Microsoft Office Tutorials and References
In Depth Information
In this lesson, you create a macro that avoids a runtime error while using the Find method to locate
a value on your worksheet. If the value is found, its cell address will be displayed in a Message Box.
It is not practical to loop through potentially millions of cells, so the Find method is used with an
error bypass structure.
If you were to record a macro to find the word Hello on a worksheet, the recorded code would look
Cells.Find(What:=”Hello”, After:=ActiveCell, LookIn:=xlFormulas, _
LookAt:=xlPart, SearchOrder:=xlByRows, SearchDirection:=xlNext, _
If the word Hello is not found on the worksheet, a runtime error would result because the recorded
code is instructing VBA to activate a cell that contains a value that does not exist. The purpose of this

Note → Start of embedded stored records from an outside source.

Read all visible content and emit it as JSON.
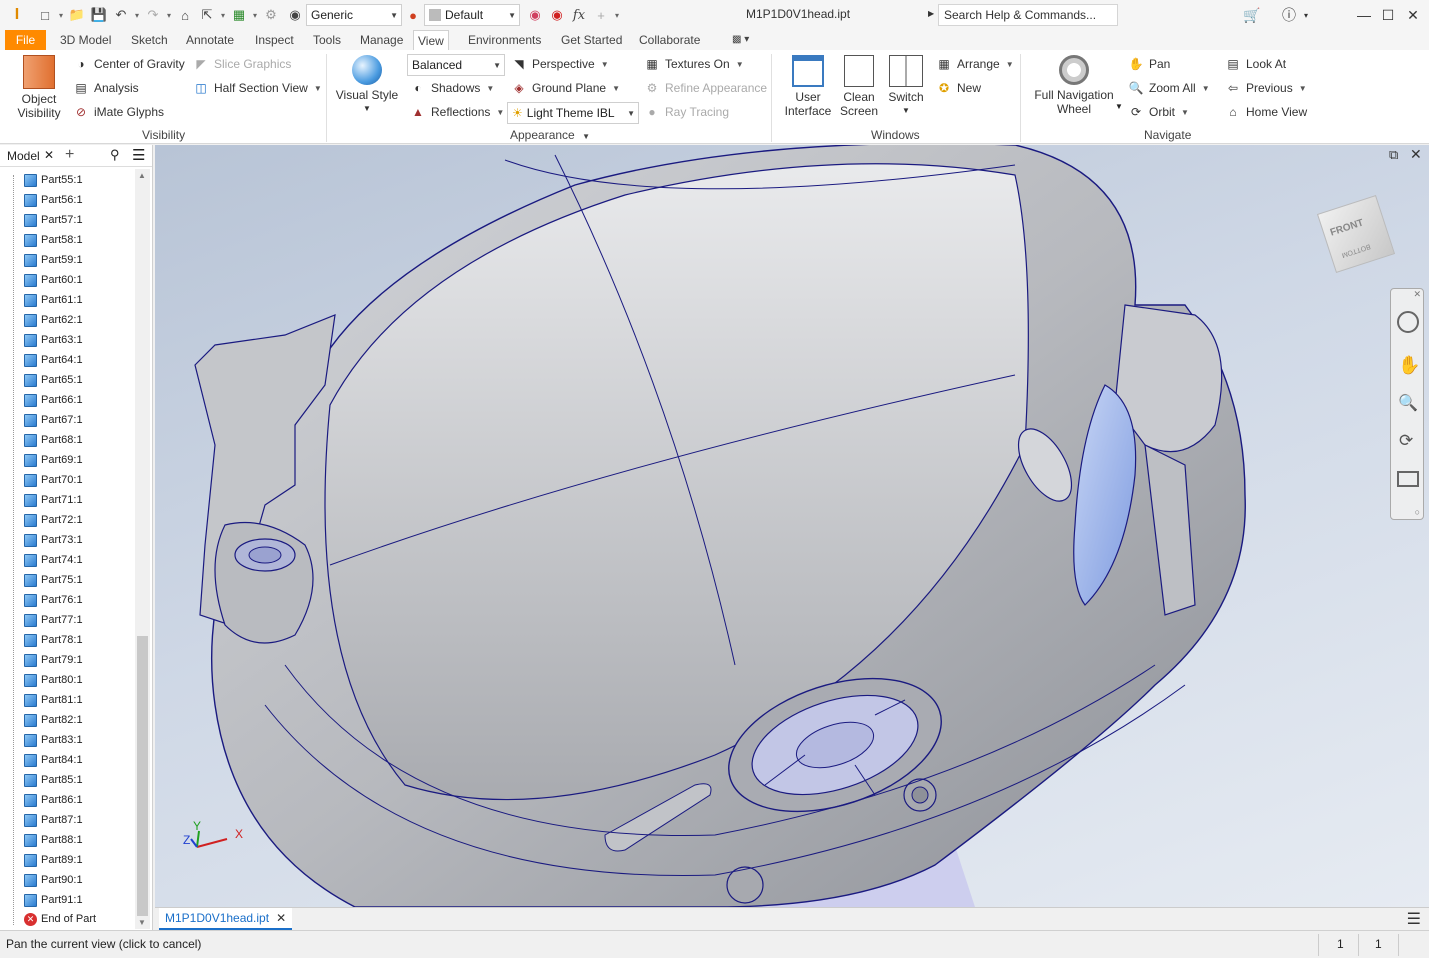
{
  "titlebar": {
    "app_icon": "inventor-i-logo",
    "material_combo": "Generic",
    "appearance_combo": "Default",
    "document_title": "M1P1D0V1head.ipt",
    "search_placeholder": "Search Help & Commands..."
  },
  "tabs": [
    "File",
    "3D Model",
    "Sketch",
    "Annotate",
    "Inspect",
    "Tools",
    "Manage",
    "View",
    "Environments",
    "Get Started",
    "Collaborate"
  ],
  "active_tab": "View",
  "ribbon": {
    "visibility": {
      "object_visibility": "Object\nVisibility",
      "center_of_gravity": "Center of Gravity",
      "analysis": "Analysis",
      "imate_glyphs": "iMate Glyphs",
      "slice_graphics": "Slice Graphics",
      "half_section_view": "Half Section View",
      "panel_label": "Visibility"
    },
    "appearance": {
      "visual_style": "Visual Style",
      "quality_combo": "Balanced",
      "shadows": "Shadows",
      "reflections": "Reflections",
      "perspective": "Perspective",
      "ground_plane": "Ground Plane",
      "lighting_combo": "Light Theme IBL",
      "textures_on": "Textures On",
      "refine_appearance": "Refine Appearance",
      "ray_tracing": "Ray Tracing",
      "panel_label": "Appearance"
    },
    "windows": {
      "user_interface": "User\nInterface",
      "clean_screen": "Clean\nScreen",
      "switch": "Switch",
      "arrange": "Arrange",
      "new": "New",
      "panel_label": "Windows"
    },
    "navigate": {
      "full_navigation_wheel": "Full Navigation\nWheel",
      "pan": "Pan",
      "zoom_all": "Zoom All",
      "orbit": "Orbit",
      "look_at": "Look At",
      "previous": "Previous",
      "home_view": "Home View",
      "panel_label": "Navigate"
    }
  },
  "browser": {
    "tab_label": "Model",
    "items": [
      "Part55:1",
      "Part56:1",
      "Part57:1",
      "Part58:1",
      "Part59:1",
      "Part60:1",
      "Part61:1",
      "Part62:1",
      "Part63:1",
      "Part64:1",
      "Part65:1",
      "Part66:1",
      "Part67:1",
      "Part68:1",
      "Part69:1",
      "Part70:1",
      "Part71:1",
      "Part72:1",
      "Part73:1",
      "Part74:1",
      "Part75:1",
      "Part76:1",
      "Part77:1",
      "Part78:1",
      "Part79:1",
      "Part80:1",
      "Part81:1",
      "Part82:1",
      "Part83:1",
      "Part84:1",
      "Part85:1",
      "Part86:1",
      "Part87:1",
      "Part88:1",
      "Part89:1",
      "Part90:1",
      "Part91:1"
    ],
    "end_item": "End of Part"
  },
  "viewcube": {
    "front": "FRONT",
    "bottom": "BOTTOM"
  },
  "axis_triad": {
    "x": "X",
    "y": "Y",
    "z": "Z"
  },
  "document_tab": "M1P1D0V1head.ipt",
  "status": {
    "message": "Pan the current view (click to cancel)",
    "count1": "1",
    "count2": "1"
  },
  "colors": {
    "file_tab": "#ff8a00",
    "accent_blue": "#1a6fc9",
    "model_edges": "#1a1a80",
    "model_face": "#b9bcc3"
  }
}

lesson is to avoid a runtime error if the value being looked for does not exist on the worksheet. To get
Open a workbook and activate a worksheet that contains a relatively large amount of data.
This is an exercise in finding a value if it exists on the worksheet, so the more complex the
worksheet, the better.
From your worksheet press Alt+F11 to get into the Visual Basic Editor.
From the menu bar, click Insert ➪ Module.
In your new module, type the name of your macro as Sub FindTest and press the Enter key.
VBA will display your entry and new macro as follows:
For your first line of code, declare a Variant type variable for the value you want to locate.
In this example, simply call it varFind .
Dim varFind as Variant
Declare two more variables, both Long type, for the row and column of the value if it is
Dim varFindRow As Long, varFindColumn As Long